Play Live Radio
Next Up:
Available On Air Stations

Cantrell Explains Why New Orleans Isn't Getting Sandbags Ahead Of Barry

Sandbags ready for pickup at Mid-City Yacht Club, a bar that decided to hand out sandbags after the city said it wouldn't.
Jessica Rosgaard
Sandbags ready for pickup at Mid-City Yacht Club, a bar that decided to hand out sandbags after the city said it wouldn't.

New Orleans residents have been frustrated that the city hasn't distributed sandbags to protect their homes and property ahead of Tropical Storm Barry, as in storms past. But New Orleans Mayor LaToya Cantrell said the city decided not to hand them out this time because sandbag distribution strains resources and the sand could clog up the city's drainage system. 

"What we have seen is the level of sand that ends up in our drains, it works against us, it works against the system that’s in place to drain the City of New Orleans," Cantrell said in response to questions about sandbags at a press conference Friday.

[Read more: What to know ahead of Tropical Storm Barry: Friday, July 12]

Sand has been a problem in storms past, according to former New Orleans Sewerage and Water Board director Joe Becker.

"Sometimes the people who get the sandbags don’t tie them closed all the way...or they break," Becker said in a phone interview with WWNO. He said sand from broken or loosely tied bags falls into catch basins and clogs the drainage system while it's already working hard during a storm. 

"They [sandbags] end up hurting the people who were trying to be the most proactive," he said. But he said sandbags can still be helpful, if residents use them correctly.

"If you do it properly...then it certainly can be a help for you if you do get flooding," he said. 

Without sandbags from the city, local businesses and some neighborhood associations took matters into their own hands.

[Read/listen more: Q&A: Which levees will hold back Barry, and which won't?]

On Friday morning at Mid-City Yacht Club, a neighborhood bar, locals filled more than 1,000 sandbags supplied by the bar, and distributed them to more than 200 people. Mid-City Yacht Club employee Shannon Nicole said neighbors put in a lot of effort to help one another.

"Watching people shovel sand out that they weren’t even taking with them and then carry it to cars - especially cars of the elderly people that were coming by - was really, really awesome," Nicole said. 

Cantrell said sandbags are available at local hardware stores, and asks that people be responsible about removing the sandbags after the storm to keep sand out of the drainage system.

👋 Looks like you could use more news.
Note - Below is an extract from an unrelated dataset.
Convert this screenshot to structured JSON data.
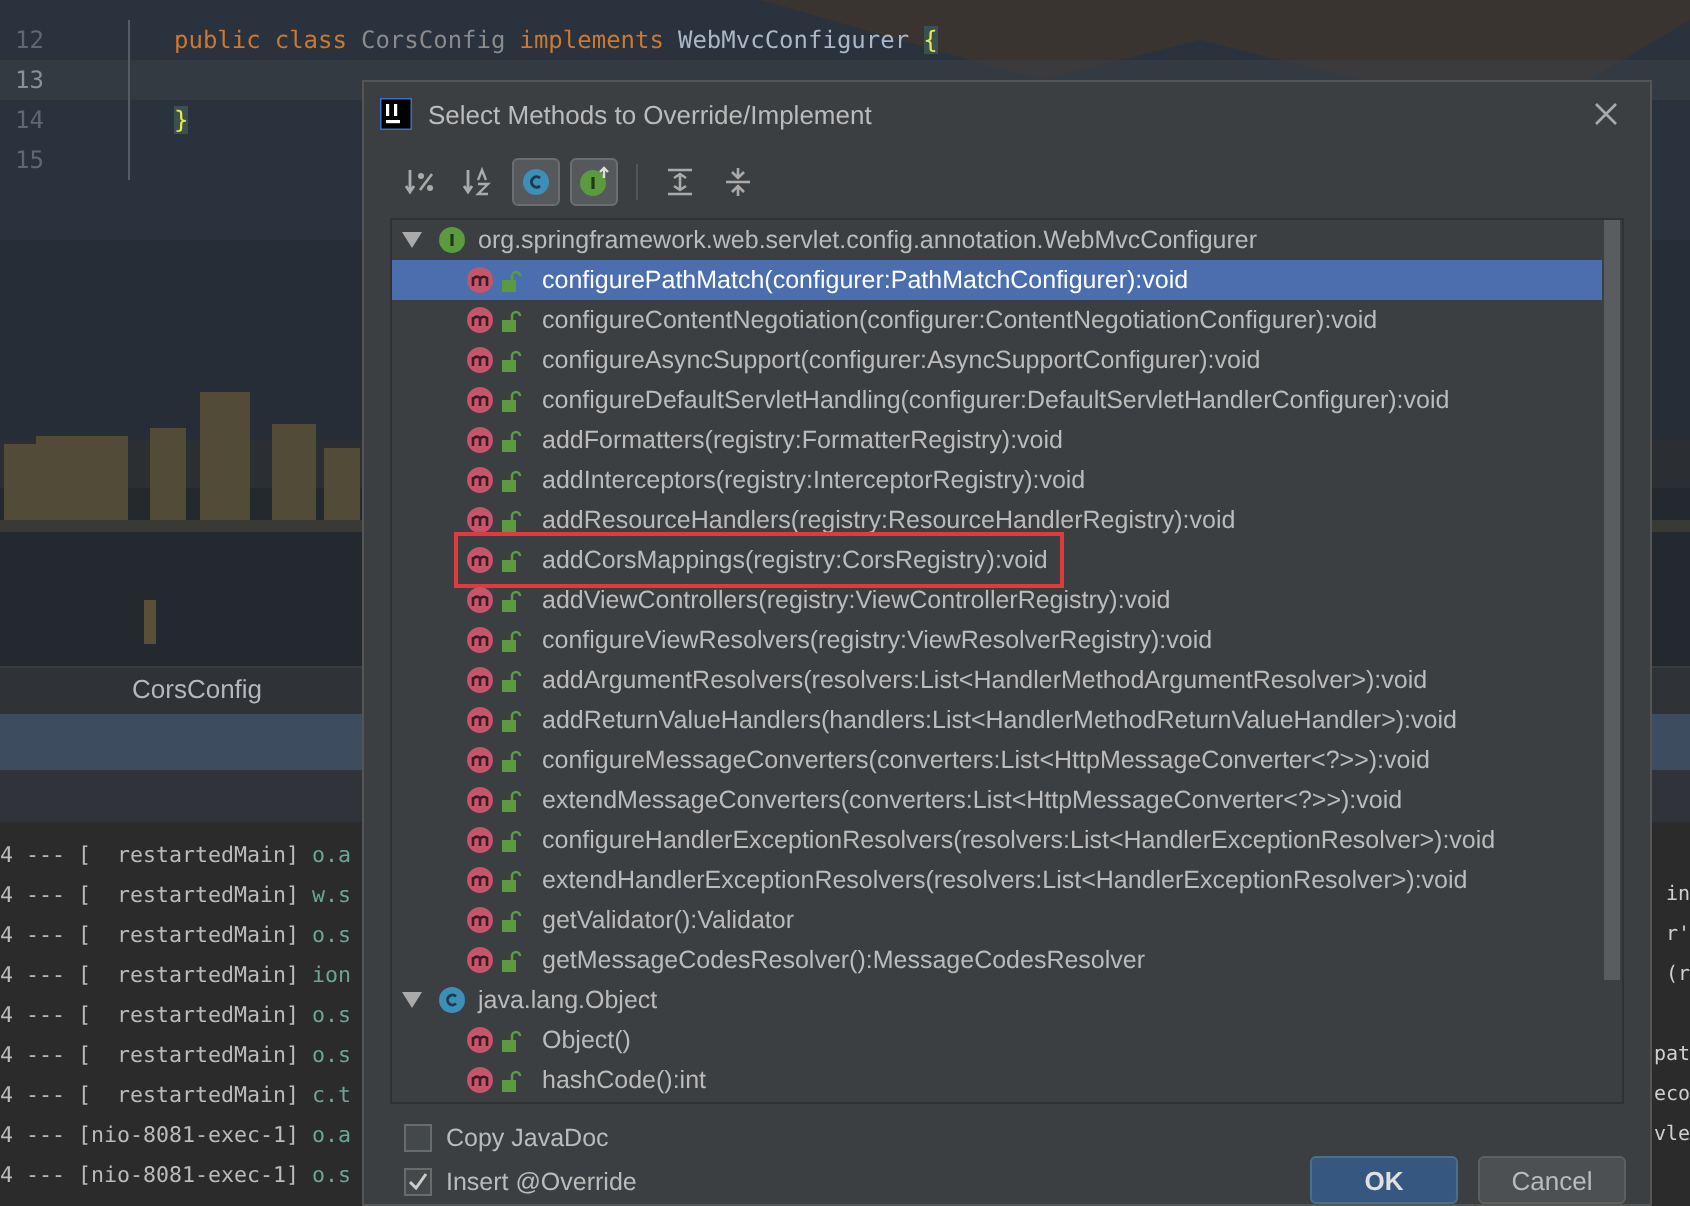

Sign up for our newsletters.

* indicates required
New Orleans Public Radio News
New Orleans Public Radio Info